Cheng Guang’s bright-coloured and often out-of-focus paintings represent the mature and very personal style of an artist who has addressed many topics in many different styles over the past years. Throughout his oeuvre, the artist has aimed to convey his very own questions and reflections on the past – on his own personal life and on the history of China. The viewer can see that in many ways, his works aligns with philosopher Paul Tillich’s opinion that “all that the art presents is related to me.”
From his early work such as The Portrait of a Kindergarten (2001) through his more recent works reflecting upon morality as in Farewell to Worship (2002) and the series of portraits of the happy and proud revolutionary family named Luck (2003), it becomes evident that Cheng Guang is telling a story – not only his personal life story – but also one of human nature and society. The later work Dismantle Document (2003) is one of the most powerful examples of the artist’s expression of his views and understanding of today’s culture.
Cheng Guang’s steady artistic evolvement can be traced throughout his career: from his early days at the art academy and his year-long continuous experimenting in various media and techniques to his current mature way of expressing himself in paintings and installations. Drawing on his memories and perfecting his painting techniques have allowed his style to mature and to enable the artist to fully express himself on issues dear to him: his personal past and the history of his homeland. He does, however, not limit himself to dealing with the past, yet his works clearly reflect his feelings of responsibility towards current issues and to the future.

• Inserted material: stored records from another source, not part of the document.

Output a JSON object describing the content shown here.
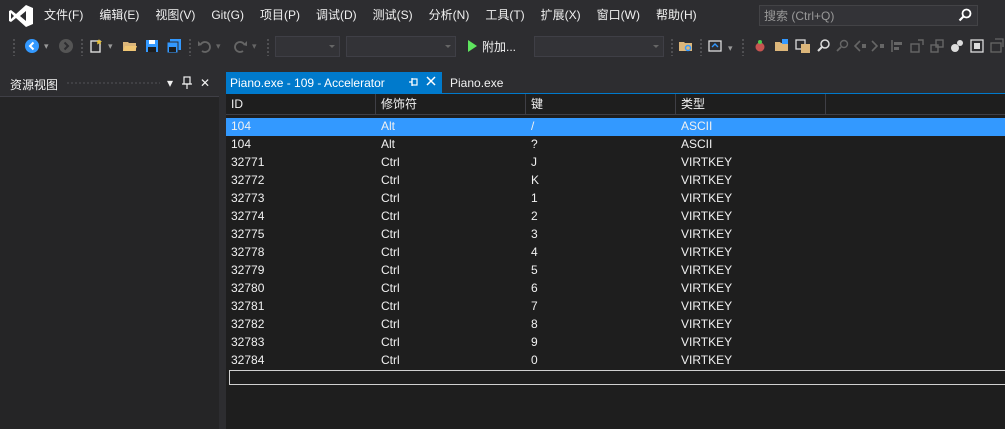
{
  "menu": {
    "items": [
      "文件(F)",
      "编辑(E)",
      "视图(V)",
      "Git(G)",
      "项目(P)",
      "调试(D)",
      "测试(S)",
      "分析(N)",
      "工具(T)",
      "扩展(X)",
      "窗口(W)",
      "帮助(H)"
    ],
    "search_placeholder": "搜索 (Ctrl+Q)"
  },
  "toolbar": {
    "run_label": "附加...",
    "icons": [
      "back-icon",
      "forward-icon",
      "new-project-icon",
      "open-icon",
      "save-icon",
      "save-all-icon",
      "undo-icon",
      "redo-icon",
      "run-icon",
      "find-in-files-icon",
      "solution-explorer-icon",
      "bookmark-icon"
    ],
    "run_color": "#5ee45e",
    "accent": "#007acc"
  },
  "left_panel": {
    "title": "资源视图",
    "menu_glyph": "▾",
    "pin_glyph": "ᚹ",
    "close_glyph": "✕"
  },
  "tabs": [
    {
      "label": "Piano.exe - 109 - Accelerator",
      "active": true
    },
    {
      "label": "Piano.exe",
      "active": false
    }
  ],
  "table": {
    "columns": [
      "ID",
      "修饰符",
      "键",
      "类型"
    ],
    "selected_index": 0,
    "rows": [
      [
        "104",
        "Alt",
        "/",
        "ASCII"
      ],
      [
        "104",
        "Alt",
        "?",
        "ASCII"
      ],
      [
        "32771",
        "Ctrl",
        "J",
        "VIRTKEY"
      ],
      [
        "32772",
        "Ctrl",
        "K",
        "VIRTKEY"
      ],
      [
        "32773",
        "Ctrl",
        "1",
        "VIRTKEY"
      ],
      [
        "32774",
        "Ctrl",
        "2",
        "VIRTKEY"
      ],
      [
        "32775",
        "Ctrl",
        "3",
        "VIRTKEY"
      ],
      [
        "32778",
        "Ctrl",
        "4",
        "VIRTKEY"
      ],
      [
        "32779",
        "Ctrl",
        "5",
        "VIRTKEY"
      ],
      [
        "32780",
        "Ctrl",
        "6",
        "VIRTKEY"
      ],
      [
        "32781",
        "Ctrl",
        "7",
        "VIRTKEY"
      ],
      [
        "32782",
        "Ctrl",
        "8",
        "VIRTKEY"
      ],
      [
        "32783",
        "Ctrl",
        "9",
        "VIRTKEY"
      ],
      [
        "32784",
        "Ctrl",
        "0",
        "VIRTKEY"
      ]
    ]
  }
}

His series Luck focuses on his recollections of past, while his more recent series Singing Paradise (2005), takes the viewer on an evocative psychological journey of recent events and experiences through his unique choice of bright colours and blurred boundaries. The generation that has participated in the upheavals of China’s recent history and who have experienced the many trials and changes of the last decades are the ones who can fully relate to the emotional context that his oeuvre conveys. Cheng Guang’s out-of-focus visual effect is intended to evoke uncertainty in the viewer and demonstrate that the true experiences of this generation can never be fully accounted for. These memories and experiences occupy an empty, blurry place in their souls.

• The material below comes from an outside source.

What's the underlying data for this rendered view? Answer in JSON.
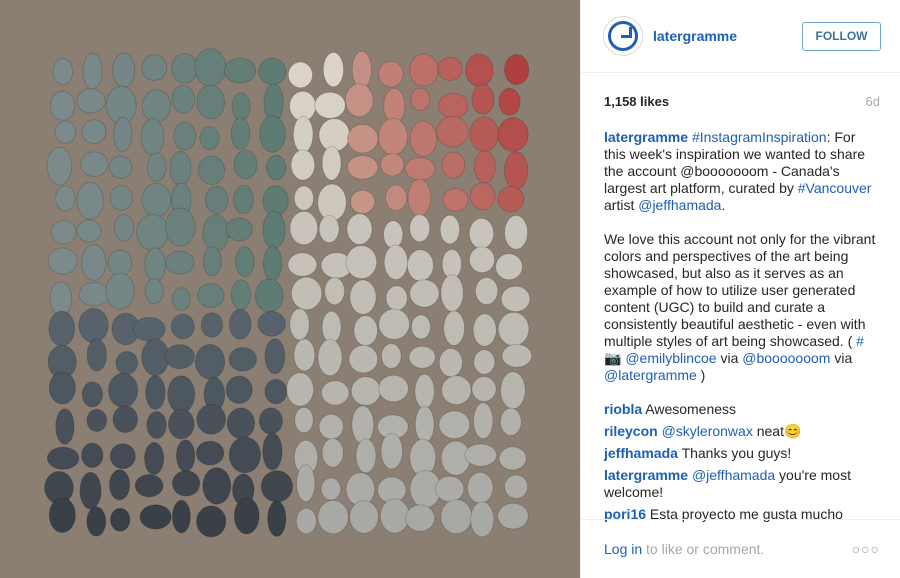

The artist and his contemporaries have experienced a time where China has undergone radical changes. These changes have influenced and shaped their understanding of the world before they were mature enough to form their own personal view of life and the world they live in. Regardless of their social background or education – they all experienced countless movements of destruction and renewal in the recent history of China, and for Cheng Guang, this resulted in an indistinct and sceptical attitude towards absolute identities and clear-cut realities. After much consideration, Cheng Guang’s assessments of these times have taken on this blurred and out-of-focus expression in his works. Although it may be interpreted or criticized as refusing to offer any conclusion or personal point of view, one might also consider this as a deliberate intentional form of expression on the part of the artist. He is by no means indifferent to what he witnessed and experienced. By being both an artist and eyewitness to this generation, Cheng Guang’s desire to comment on this particular period of Chinese history will continue to evolve and find expression through his art.
Born in the 1970’s, Cheng Guang is part of a special generation whose younger years were strongly influenced by the many changes taking place around them. Although the artist insists on not limiting his art to generational issues, his works nevertheless does represent the very special topic that other artists of his generation have made and the role the 70’s generation has played in current Chinese society. Being led by moral principles of passion and honesty, Cheng Guang’s thoughts and art are characterized by a clear vision with no desire to escape reality. Personal experiences of these turbulent times have deeply affected Cheng Guang and have strengthened his dedication to address current issues and a truthful portrayal of reality as seen through an artist’s eyes as well as pursuing an investigation of the past. This ongoing process of reflection and questioning is what passionately drives Cheng Guang to transfer his innermost emotions onto the canvas. What immediately strikes viewers when looking at his paintings and installation is his vivid and ironical use of colour and noise and the powerful impression of a strong positive energy. Within these fanciful expressions of memory, Cheng Guang‘s search for his roots reveals a complex mixture of an attraction to and a rejection of the past. This absence of a straightforward answer lies at the root of the question which Cheng Guang’s oeuvre continues to raise, “What IS today’s reality?”
Curator and Art Director of Huan Tie Art Museum, Beijing
Every generation faces hardships and challenges and all have to find different means of coming to terms with these experiences – some like Cheng Guang revert to realism or sarcasm. He has found a contemporary, pixel-oriental pictorial language to portray the incidents and experiences from the past, which have firmly embedded themselves in his memory.
Cheng Guang’s paintings are retrospective illustrations connecting personal experiences with historic events. The bright colours and the animated yet blurry motifs are characteristic elements for the artist’s pursuit of reinventing propaganda in search of the true underlying values hailed in well-known pictures, which form the basis for his paintings.